Search the data for the string "label" and copy each line where it turns up.

START DATA SHOWN

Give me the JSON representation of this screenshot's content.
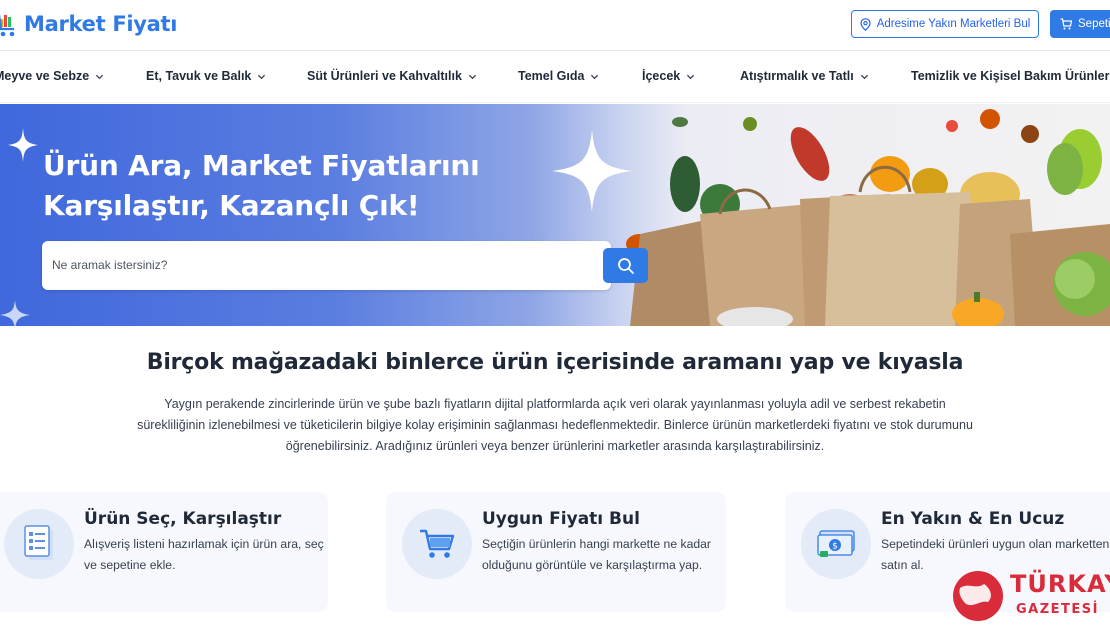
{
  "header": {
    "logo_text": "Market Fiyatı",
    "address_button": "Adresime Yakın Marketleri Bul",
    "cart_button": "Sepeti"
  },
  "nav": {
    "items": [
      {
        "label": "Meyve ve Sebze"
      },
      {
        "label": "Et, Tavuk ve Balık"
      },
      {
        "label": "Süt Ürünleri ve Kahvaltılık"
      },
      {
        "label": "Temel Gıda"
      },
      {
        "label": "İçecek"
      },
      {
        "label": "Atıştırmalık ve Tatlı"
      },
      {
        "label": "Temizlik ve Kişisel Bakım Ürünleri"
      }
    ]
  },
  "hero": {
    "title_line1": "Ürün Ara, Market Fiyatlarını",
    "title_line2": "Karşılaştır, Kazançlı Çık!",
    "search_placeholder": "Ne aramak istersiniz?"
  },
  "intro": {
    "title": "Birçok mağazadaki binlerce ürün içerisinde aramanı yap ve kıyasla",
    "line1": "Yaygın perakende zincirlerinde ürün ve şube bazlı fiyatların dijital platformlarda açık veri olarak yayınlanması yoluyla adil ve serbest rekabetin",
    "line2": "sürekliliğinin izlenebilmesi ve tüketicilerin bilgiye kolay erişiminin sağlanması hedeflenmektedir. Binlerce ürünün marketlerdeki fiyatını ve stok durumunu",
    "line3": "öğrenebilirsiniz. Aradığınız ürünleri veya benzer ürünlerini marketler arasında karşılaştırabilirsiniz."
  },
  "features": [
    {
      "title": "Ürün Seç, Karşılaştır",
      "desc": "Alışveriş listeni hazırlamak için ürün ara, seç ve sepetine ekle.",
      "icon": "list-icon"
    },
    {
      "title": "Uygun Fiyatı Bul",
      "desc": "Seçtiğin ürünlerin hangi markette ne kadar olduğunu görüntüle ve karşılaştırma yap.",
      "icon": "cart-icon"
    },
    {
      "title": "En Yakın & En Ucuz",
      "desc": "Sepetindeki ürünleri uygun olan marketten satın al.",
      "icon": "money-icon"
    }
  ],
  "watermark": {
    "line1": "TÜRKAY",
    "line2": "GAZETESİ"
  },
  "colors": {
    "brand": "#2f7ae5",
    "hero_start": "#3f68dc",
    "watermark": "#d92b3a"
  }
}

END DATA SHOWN

(TASK ANSWER)
        "label": "Meyve ve Sebze"
        "label": "Et, Tavuk ve Balık"
        "label": "Süt Ürünleri ve Kahvaltılık"
        "label": "Temel Gıda"
        "label": "İçecek"
        "label": "Atıştırmalık ve Tatlı"
        "label": "Temizlik ve Kişisel Bakım Ürünleri"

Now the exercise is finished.